Monday, 15 July 2013


A journey of a thousand miles begins with a single step. Kenya is not where it aspires to be in terms of electricity generation and supply. In the history of the nuclear industry, going nuclear is not a journey achieved in one day or five years but one that is keenly calculated and strong safety measures put in place as well as adhered to without negotiation. For Kenya, embarking on a nuclear power journey is not any different either. Preparations towards this started in November 2010 when KNEB was established to play the role of a Nuclear Energy Programme Implementing Organization (NEPIO). A Pre-Feasibility Study Report which is almost coming into completion will allow the Government to make an appropriate and informed decision to implement a nuclear power generation project. 

Besides, the country is also preparing future personnel in terms of building capacity for human resource.

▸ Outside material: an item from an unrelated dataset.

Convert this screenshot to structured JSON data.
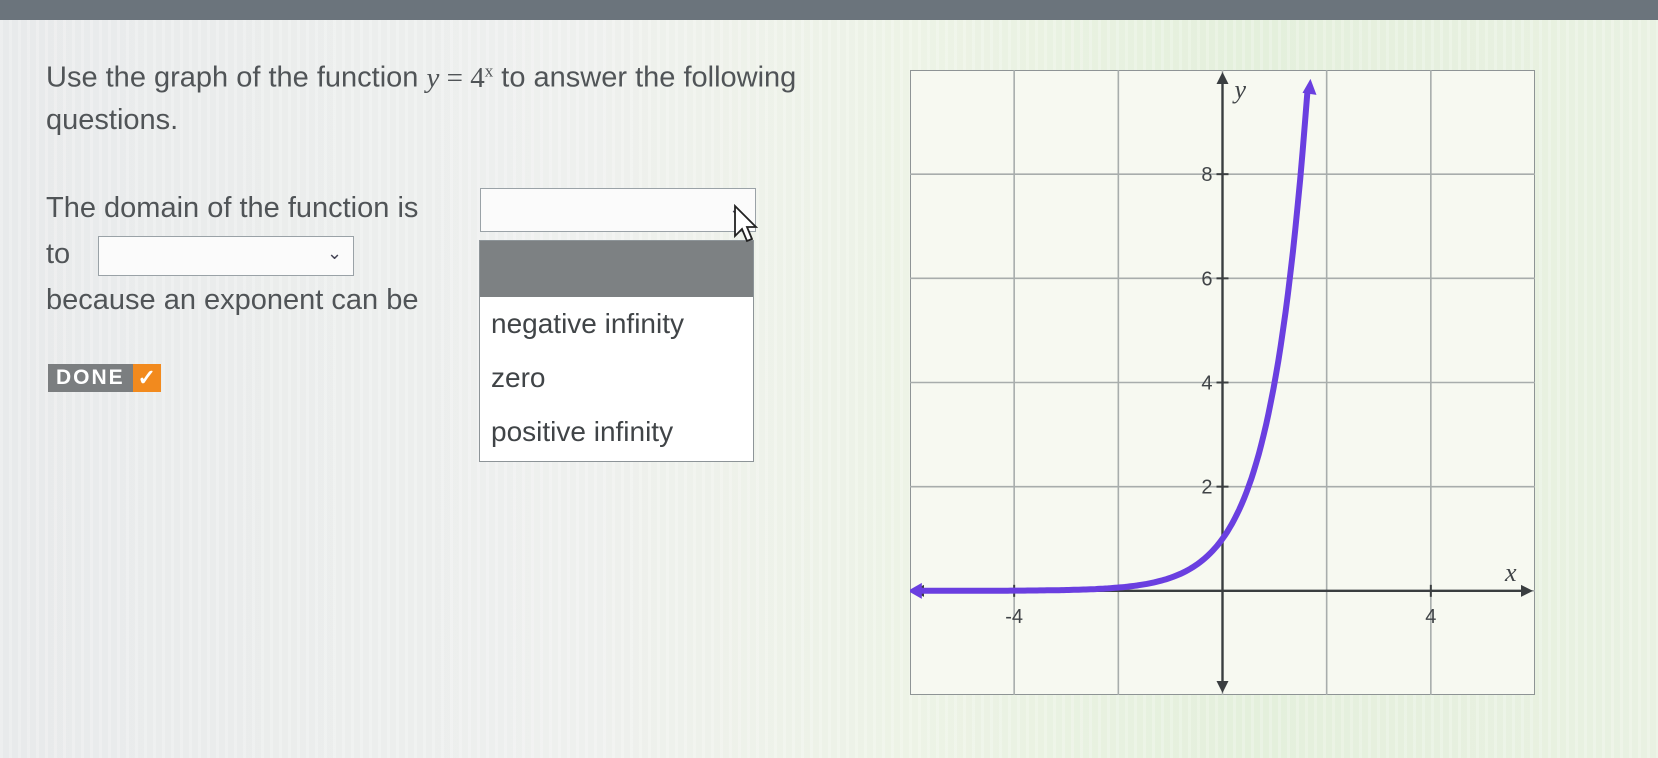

The Government has invested heavily in sponsoring students to pursue Post Graduate Studies in Nuclear Science at the University of Nairobi's Institute of Nuclear Science and Technology. Additionally, with the growing partnership between the Government of Kenya and that of the Republic of South Korea, more students are pursuing a Masters Degree in Nuclear Engineering at South Korea's Institute of Nuclear Graduate Studies (KINGS). In light of this, it is expected that by the time a nuclear power plant is commissioned for operation in about 10 years to come, these personnel will have been trained and exposed to the nuclear world enough to professionally carry out operational activities in a nuclear power plant. KNEB has also been participating in public forums to create awareness and educate the public on nuclear energy issues as a means to address public fears and concerns about this source of electricity. These are just a few examples of how the country is preparing itself for a civil nuclear electricity generation project.

At this point in time, we can only be patient and let the Government make a concrete decision as pertains to the entire issue of technically going nuclear. The report will also address in detail specific issues such as siting of the nuclear power plant, funding and financing of the project, emergency response, safety and security,  radioactive waste management and nuclear plant technology among others. It is hoped that public concerns will be adequately addressed in the aforementioned report which the International Atomic Energy Agency (IAEA) is also offering its support and guidance before it is presented to the Government for scrutiny and appropriate decision-making.

We all look forward to a better and power secure nation. Aren't we? 

1 comment:

  1. Nuclear Kenya - This is the first blog from you that I have read. I will take a look at your other blogs when I finish this comment. There are several comments that arise for me from your blog. These are:

    1. I am pleased to see that Kenya is looking towards nuclear power.
    2. I am pleased to hear that Kenya is preparing the human capital needed for the introduction of nuclear power.

    From the blog I see that South Korea is the primary partner for the development of nuclear power in Kenya.

    This leads me to ask a few questions which I hope you might answer. I know that South Korea has won the contract to construct 4 Nuclear Power Plants in UAE. I don't have the exact size of these reactors to hand but I am confident these 4 plants are in the 1000 Mwe class.

    Would you expect Kenya to build a reactor in the 1000 megawatt electric class?

    Do you know if Kenya is considering a Small Modular Reactor (SMR)? I note that South Korea has a proposed SMR design. Korea Atomic Energy Research Insitute (KAERI) has a design for a 330 Mwt which would probably put out around 100 Mwe. This design is called SMART and you can see more information at URL -

    I hope that Kenya and Africa will consider using a Small Modular Reactors.